My desired output would be

Chr01:19967945-19972643 HanXRQChr01g0004001 1   4698    4698    0.0 8676    100.000 locus_tag=HanXRQChr01g0004001 gn=HanXRQChr01g0004001 begin=19967815 end=19972682 len=4868 chr=HanXRQChr01 strand=-1 sp=Helianthus annuus def=Probable protein kinase superfamily protein
Chr01:23001231-23011701 HanXRQChr01g0004391 1   10470   10470   0.0 19335   100.000 locus_tag=HanXRQChr01g0004391 gn=HanXRQChr01g0004391 begin=22999643 end=23012645 len=13003 chr=HanXRQChr01 strand=1 sp=Helianthus annuus def=Putative squalene cyclase; Squalene cyclase, C-terminal; Squalene cyclase, N-terminal
Chr01:38759426-38779934 HanXRQChr01g0005671 1   20472   20472   0.0 37805   100.000 locus_tag=HanXRQChr01g0005671 gn=SPI begin=38759245 end=38779898 len=20654 chr=HanXRQChr01 strand=1 sp=Helianthus annuus def=Probable beige/BEACH domain ;WD domain, G-beta repeat protein
1

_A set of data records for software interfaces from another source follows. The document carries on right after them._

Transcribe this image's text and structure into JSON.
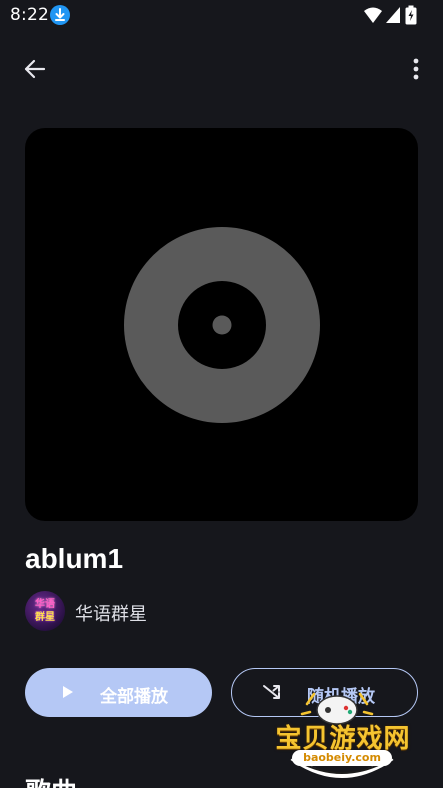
{
  "status_bar": {
    "time": "8:22",
    "icons": [
      "download-icon",
      "wifi-icon",
      "signal-icon",
      "battery-charging-icon"
    ]
  },
  "app_bar": {
    "back_icon": "arrow-left-icon",
    "more_icon": "more-vertical-icon"
  },
  "album": {
    "cover_placeholder_icon": "vinyl-disc-icon",
    "title": "ablum1",
    "artist": "华语群星",
    "artist_avatar_text": [
      "华语",
      "群星"
    ]
  },
  "actions": {
    "play_all_label": "全部播放",
    "shuffle_label": "随机播放"
  },
  "sections": {
    "songs_heading": "歌曲"
  },
  "watermark": {
    "text": "宝贝游戏网",
    "url": "baobeiy.com"
  },
  "colors": {
    "background": "#16171c",
    "accent": "#b5c8f5",
    "cover_bg": "#000000",
    "disc": "#5a5a5a"
  }
}
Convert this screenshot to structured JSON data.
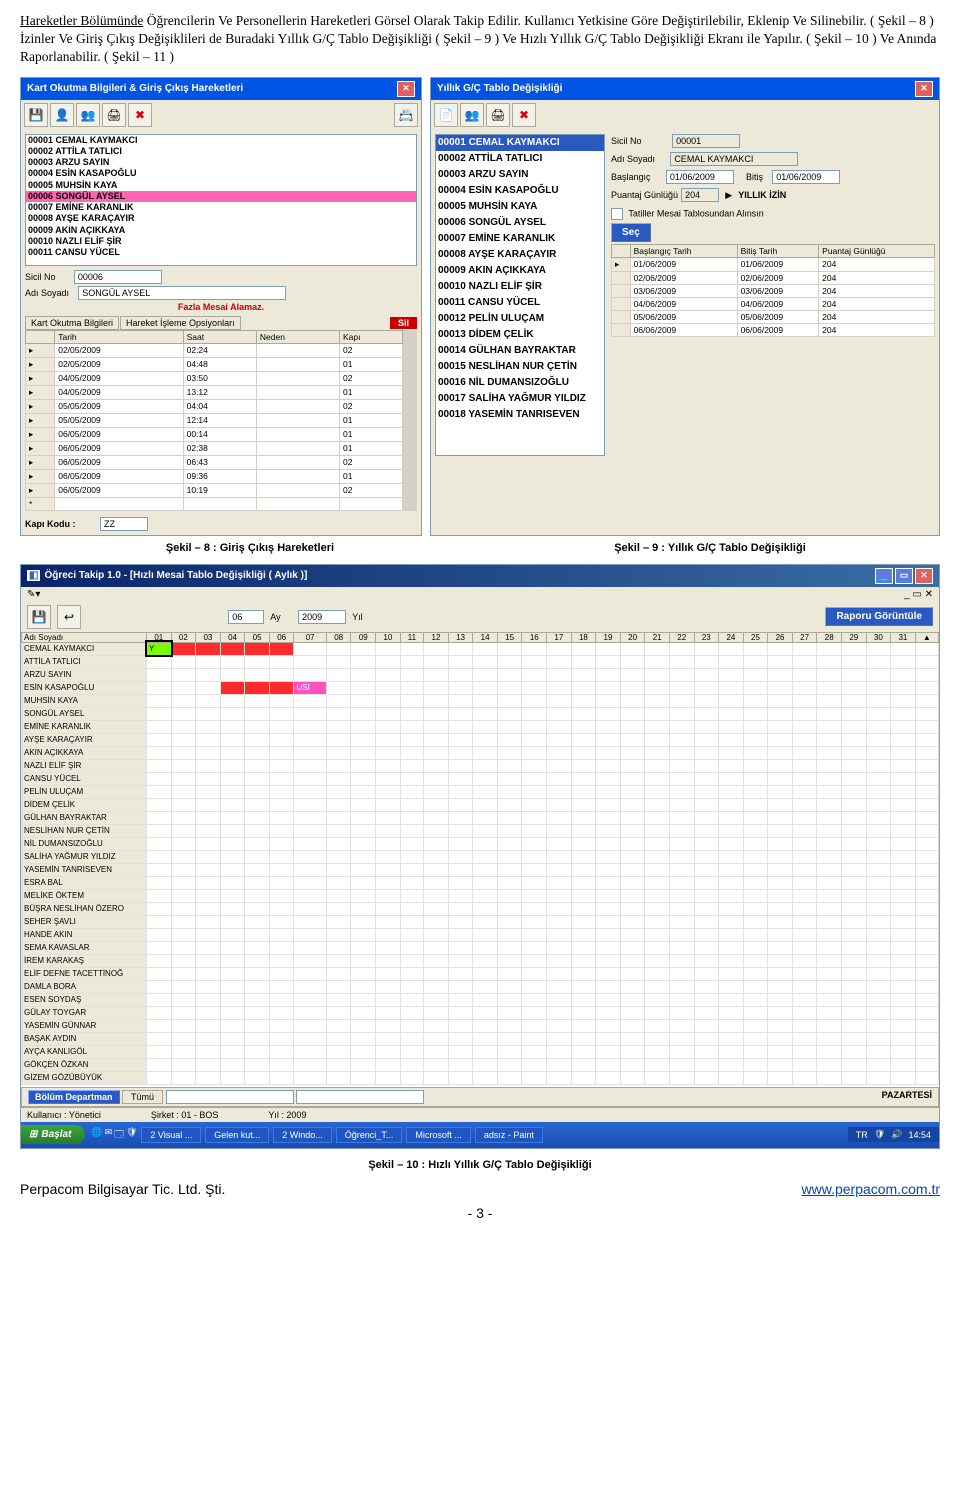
{
  "intro_paragraph": "Hareketler Bölümünde Öğrencilerin Ve Personellerin Hareketleri Görsel Olarak Takip Edilir. Kullanıcı Yetkisine Göre Değiştirilebilir, Eklenip Ve Silinebilir. ( Şekil – 8 ) İzinler Ve Giriş Çıkış Değişiklileri de Buradaki Yıllık G/Ç Tablo Değişikliği ( Şekil – 9 ) Ve Hızlı Yıllık G/Ç Tablo Değişikliği Ekranı ile Yapılır. ( Şekil – 10 ) Ve Anında Raporlanabilir. ( Şekil – 11 )",
  "intro_underlined": "Hareketler Bölümünde",
  "left_panel": {
    "title": "Kart Okutma Bilgileri & Giriş Çıkış Hareketleri",
    "list": [
      "00001   CEMAL KAYMAKCI",
      "00002   ATTİLA TATLICI",
      "00003   ARZU SAYIN",
      "00004   ESİN KASAPOĞLU",
      "00005   MUHSİN KAYA",
      "00006   SONGÜL AYSEL",
      "00007   EMİNE KARANLIK",
      "00008   AYŞE KARAÇAYIR",
      "00009   AKIN AÇIKKAYA",
      "00010   NAZLI ELİF ŞİR",
      "00011   CANSU YÜCEL"
    ],
    "sel_index": 5,
    "sicil_lbl": "Sicil No",
    "sicil_val": "00006",
    "ad_lbl": "Adı Soyadı",
    "ad_val": "SONGÜL AYSEL",
    "warn": "Fazla Mesai Alamaz.",
    "tabs": [
      "Kart Okutma Bilgileri",
      "Hareket İşleme Opsiyonları"
    ],
    "sil": "Sil",
    "cols": [
      "Tarih",
      "Saat",
      "Neden",
      "Kapı"
    ],
    "rows": [
      [
        "02/05/2009",
        "02:24",
        "",
        "02"
      ],
      [
        "02/05/2009",
        "04:48",
        "",
        "01"
      ],
      [
        "04/05/2009",
        "03:50",
        "",
        "02"
      ],
      [
        "04/05/2009",
        "13:12",
        "",
        "01"
      ],
      [
        "05/05/2009",
        "04:04",
        "",
        "02"
      ],
      [
        "05/05/2009",
        "12:14",
        "",
        "01"
      ],
      [
        "06/05/2009",
        "00:14",
        "",
        "01"
      ],
      [
        "06/05/2009",
        "02:38",
        "",
        "01"
      ],
      [
        "06/05/2009",
        "06:43",
        "",
        "02"
      ],
      [
        "06/05/2009",
        "09:36",
        "",
        "01"
      ],
      [
        "06/05/2009",
        "10:19",
        "",
        "02"
      ]
    ],
    "kapi_lbl": "Kapı Kodu   :",
    "kapi_val": "ZZ"
  },
  "right_panel": {
    "title": "Yıllık G/Ç Tablo Değişikliği",
    "list": [
      "00001  CEMAL KAYMAKCI",
      "00002  ATTİLA TATLICI",
      "00003  ARZU SAYIN",
      "00004  ESİN KASAPOĞLU",
      "00005  MUHSİN KAYA",
      "00006  SONGÜL AYSEL",
      "00007  EMİNE KARANLIK",
      "00008  AYŞE KARAÇAYIR",
      "00009  AKIN AÇIKKAYA",
      "00010  NAZLI ELİF ŞİR",
      "00011  CANSU YÜCEL",
      "00012  PELİN ULUÇAM",
      "00013  DİDEM ÇELİK",
      "00014  GÜLHAN BAYRAKTAR",
      "00015  NESLİHAN NUR ÇETİN",
      "00016  NİL DUMANSIZOĞLU",
      "00017  SALİHA YAĞMUR YILDIZ",
      "00018  YASEMİN TANRISEVEN"
    ],
    "sicil_lbl": "Sicil No",
    "sicil_val": "00001",
    "ad_lbl": "Adı Soyadı",
    "ad_val": "CEMAL KAYMAKCI",
    "bas_lbl": "Başlangıç",
    "bas_val": "01/06/2009",
    "bit_lbl": "Bitiş",
    "bit_val": "01/06/2009",
    "pg_lbl": "Puantaj Günlüğü",
    "pg_val": "204",
    "izin": "YILLIK İZİN",
    "chk": "Tatiller Mesai Tablosundan Alınsın",
    "sec": "Seç",
    "cols": [
      "Başlangıç Tarih",
      "Bitiş Tarih",
      "Puantaj Günlüğü"
    ],
    "rows": [
      [
        "01/06/2009",
        "01/06/2009",
        "204"
      ],
      [
        "02/06/2009",
        "02/06/2009",
        "204"
      ],
      [
        "03/06/2009",
        "03/06/2009",
        "204"
      ],
      [
        "04/06/2009",
        "04/06/2009",
        "204"
      ],
      [
        "05/06/2009",
        "05/06/2009",
        "204"
      ],
      [
        "06/06/2009",
        "06/06/2009",
        "204"
      ]
    ]
  },
  "cap8": "Şekil – 8 : Giriş Çıkış Hareketleri",
  "cap9": "Şekil – 9 : Yıllık G/Ç Tablo Değişikliği",
  "wide": {
    "title": "Öğreci Takip 1.0 - [Hızlı Mesai Tablo Değişikliği ( Aylık )]",
    "month_val": "06",
    "month_lbl": "Ay",
    "year_val": "2009",
    "year_lbl": "Yıl",
    "rapor": "Raporu Görüntüle",
    "name_h": "Adı Soyadı",
    "days": [
      "01",
      "02",
      "03",
      "04",
      "05",
      "06",
      "07",
      "08",
      "09",
      "10",
      "11",
      "12",
      "13",
      "14",
      "15",
      "16",
      "17",
      "18",
      "19",
      "20",
      "21",
      "22",
      "23",
      "24",
      "25",
      "26",
      "27",
      "28",
      "29",
      "30",
      "31"
    ],
    "names": [
      "CEMAL KAYMAKCI",
      "ATTİLA TATLICI",
      "ARZU SAYIN",
      "ESİN KASAPOĞLU",
      "MUHSİN KAYA",
      "SONGÜL AYSEL",
      "EMİNE KARANLIK",
      "AYŞE KARAÇAYIR",
      "AKIN AÇIKKAYA",
      "NAZLI ELİF ŞİR",
      "CANSU YÜCEL",
      "PELİN ULUÇAM",
      "DİDEM ÇELİK",
      "GÜLHAN BAYRAKTAR",
      "NESLİHAN NUR ÇETİN",
      "NİL DUMANSIZOĞLU",
      "SALİHA YAĞMUR YILDIZ",
      "YASEMİN TANRISEVEN",
      "ESRA BAL",
      "MELİKE ÖKTEM",
      "BÜŞRA NESLİHAN ÖZERO",
      "SEHER ŞAVLI",
      "HANDE AKIN",
      "SEMA KAVASLAR",
      "İREM KARAKAŞ",
      "ELİF DEFNE TACETTİNOĞ",
      "DAMLA BORA",
      "ESEN SOYDAŞ",
      "GÜLAY TOYGAR",
      "YASEMİN GÜNNAR",
      "BAŞAK AYDIN",
      "AYÇA KANLIGÖL",
      "GÖKÇEN ÖZKAN",
      "GİZEM GÖZÜBÜYÜK"
    ],
    "dep_btn": "Bölüm Departman",
    "tumu_btn": "Tümü",
    "day_lbl": "PAZARTESİ",
    "kul": "Kullanıcı : Yönetici",
    "sirket": "Şirket : 01 - BOS",
    "yil": "Yıl : 2009"
  },
  "taskbar": {
    "start": "Başlat",
    "tasks": [
      "2 Visual ...",
      "Gelen kut...",
      "2 Windo...",
      "Öğrenci_T...",
      "Microsoft ...",
      "adsız - Paint"
    ],
    "lang": "TR",
    "time": "14:54"
  },
  "cap10": "Şekil – 10 : Hızlı Yıllık G/Ç Tablo Değişikliği",
  "footer": {
    "left": "Perpacom Bilgisayar Tic. Ltd. Şti.",
    "right": "www.perpacom.com.tr",
    "page": "- 3 -"
  }
}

You can use awk to keep track of the first fields you've already seen:

awk '!seen[$1]++' infile

This uses a hash, seen, keyed by the first field ($1). We check if the post-incremented value of seen[$1] is falsy, i.e., when we encounter a new value, seen[$1]++ returns 0 and !seen[$1]++ is true; if we've seen the value already seen[$1]++ returns something larger than 0 and !seen[$1]++ is false.

The default operation for when the condition is true is to print the whole line ({ print $0 }), which is what we want here, so we don't have to spell it out.

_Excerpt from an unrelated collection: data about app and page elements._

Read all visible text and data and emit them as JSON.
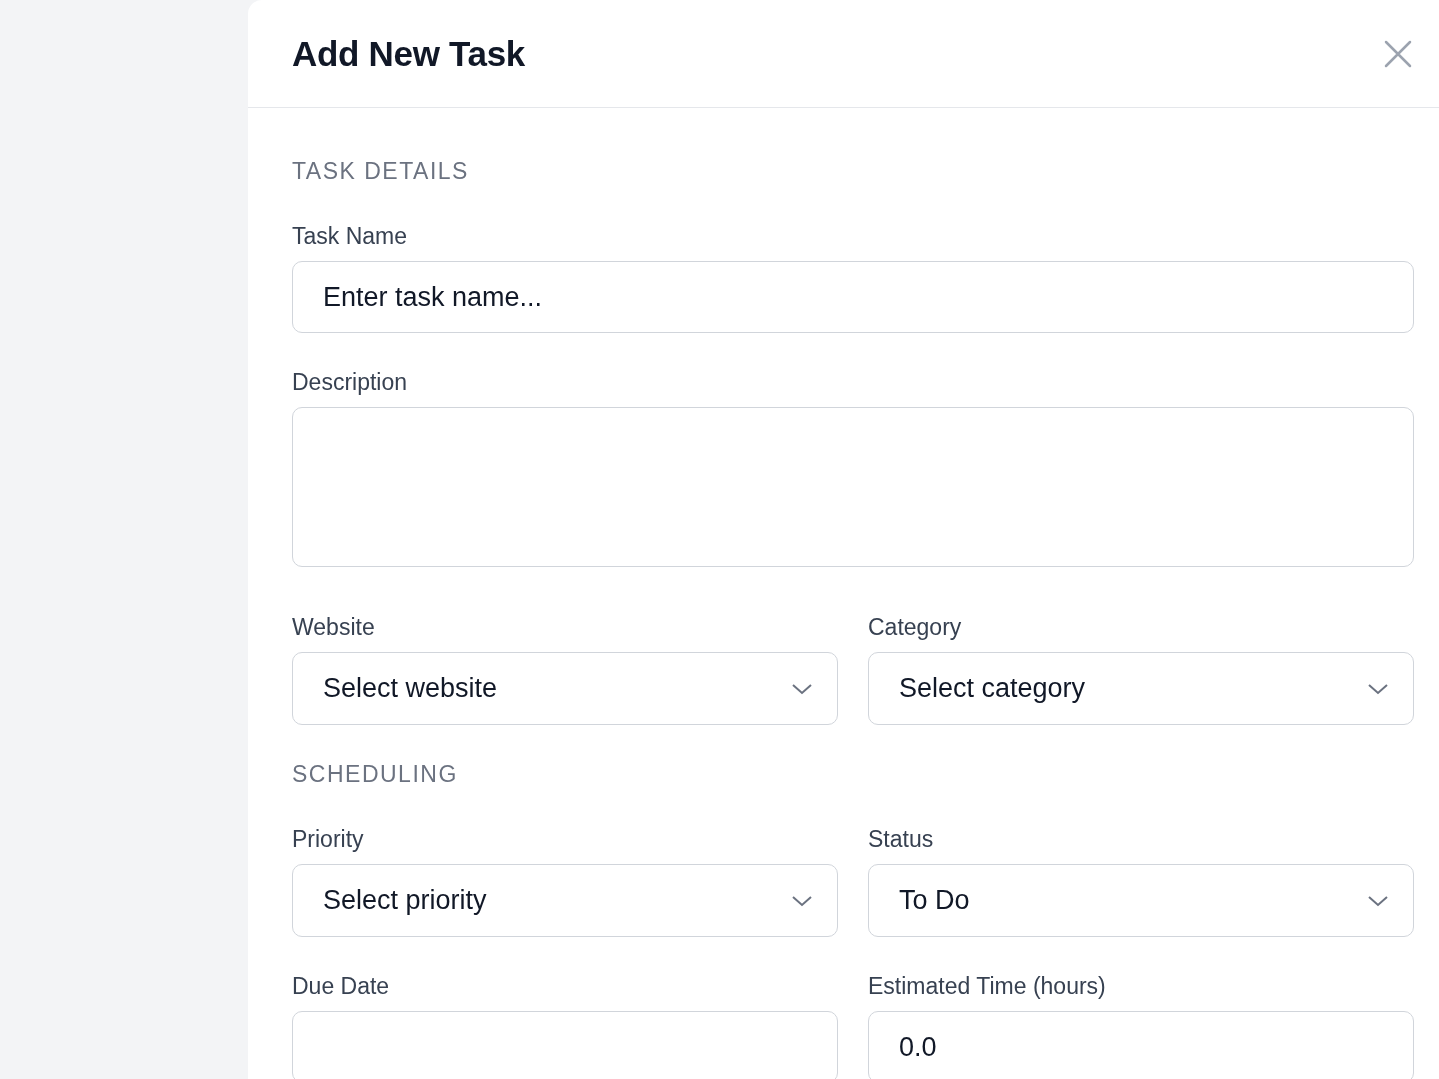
{
  "dialog": {
    "title": "Add New Task"
  },
  "sections": [
    {
      "heading": "TASK DETAILS",
      "rows": [
        [
          {
            "kind": "text",
            "label": "Task Name",
            "placeholder": "Enter task name..."
          }
        ],
        [
          {
            "kind": "textarea",
            "label": "Description"
          }
        ],
        [
          {
            "kind": "select",
            "label": "Website",
            "value": "Select website"
          },
          {
            "kind": "select",
            "label": "Category",
            "value": "Select category"
          }
        ]
      ]
    },
    {
      "heading": "SCHEDULING",
      "rows": [
        [
          {
            "kind": "select",
            "label": "Priority",
            "value": "Select priority"
          },
          {
            "kind": "select",
            "label": "Status",
            "value": "To Do"
          }
        ],
        [
          {
            "kind": "text",
            "label": "Due Date"
          },
          {
            "kind": "text",
            "label": "Estimated Time (hours)",
            "value": "0.0"
          }
        ]
      ]
    }
  ]
}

This does the same, in a more verbose but easier to understand way:

awk 'seen[$1] == 0 {
         ++seen[$1]
         print $0
     }' infile
  • Order of precedence: ++ happens first, but it's the post-increment operator, so it returns 0 the first time the key is seen; then the ! operator comes in with lower precendence -- the first time !n is true when n==0, all subsequent times, !n is false when n>0. Reference: gnu.org/software/gawk/manual/html_node/Precedence.html – glenn jackman Sep 20 '18 at 22:31
  • @glennjackman Is that additional explanation, or pointing out a mistake? It works as I want it to. – Benjamin W. Sep 20 '18 at 22:37
  • @glennjackman Oh, I get it. My explanation is not correct. – Benjamin W. Sep 20 '18 at 22:39
  • ...updated the explanation. – Benjamin W. Sep 20 '18 at 22:44
0
$ sort -u -s -k1,1 file
Chr01:19967945-19972643 HanXRQChr01g0004001 1   4698    4698    0.0 8676    100.000 locus_tag=HanXRQChr01g0004001 gn=HanXRQChr01g0004001 begin=19967815 end=19972682 len=4868 chr=HanXRQChr01 strand=-1 sp=Helianthus annuus def=Probable protein kinase superfamily protein
Chr01:23001231-23011701 HanXRQChr01g0004391 1   10470   10470   0.0 19335   100.000 locus_tag=HanXRQChr01g0004391 gn=HanXRQChr01g0004391 begin=22999643 end=23012645 len=13003 chr=HanXRQChr01 strand=1 sp=Helianthus annuus def=Putative squalene cyclase; Squalene cyclase, C-terminal; Squalene cyclase, N-terminal
Chr01:38759426-38779934 HanXRQChr01g0005671 1   20472   20472   0.0 37805   100.000 locus_tag=HanXRQChr01g0005671 gn=SPI begin=38759245 end=38779898 len=20654 chr=HanXRQChr01 strand=1 sp=Helianthus annuus def=Probable beige/BEACH domain ;WD domain, G-beta repeat protein

This sort command would only consider the first whitespace-delimited field as the sorting key and return the data sorted with duplicate keys removed (the first unique key found will be returned). The -s tells sort to use a "stable" sorting algorithm, i.e. one that does not change the order of records with identical keys (I'm not 100% sure this is needed but it seems reasonable to use it).

Your Answer

By clicking “Post Your Answer”, you agree to our terms of service, privacy policy and cookie policy

Not the answer you're looking for? Browse other questions tagged or ask your own question.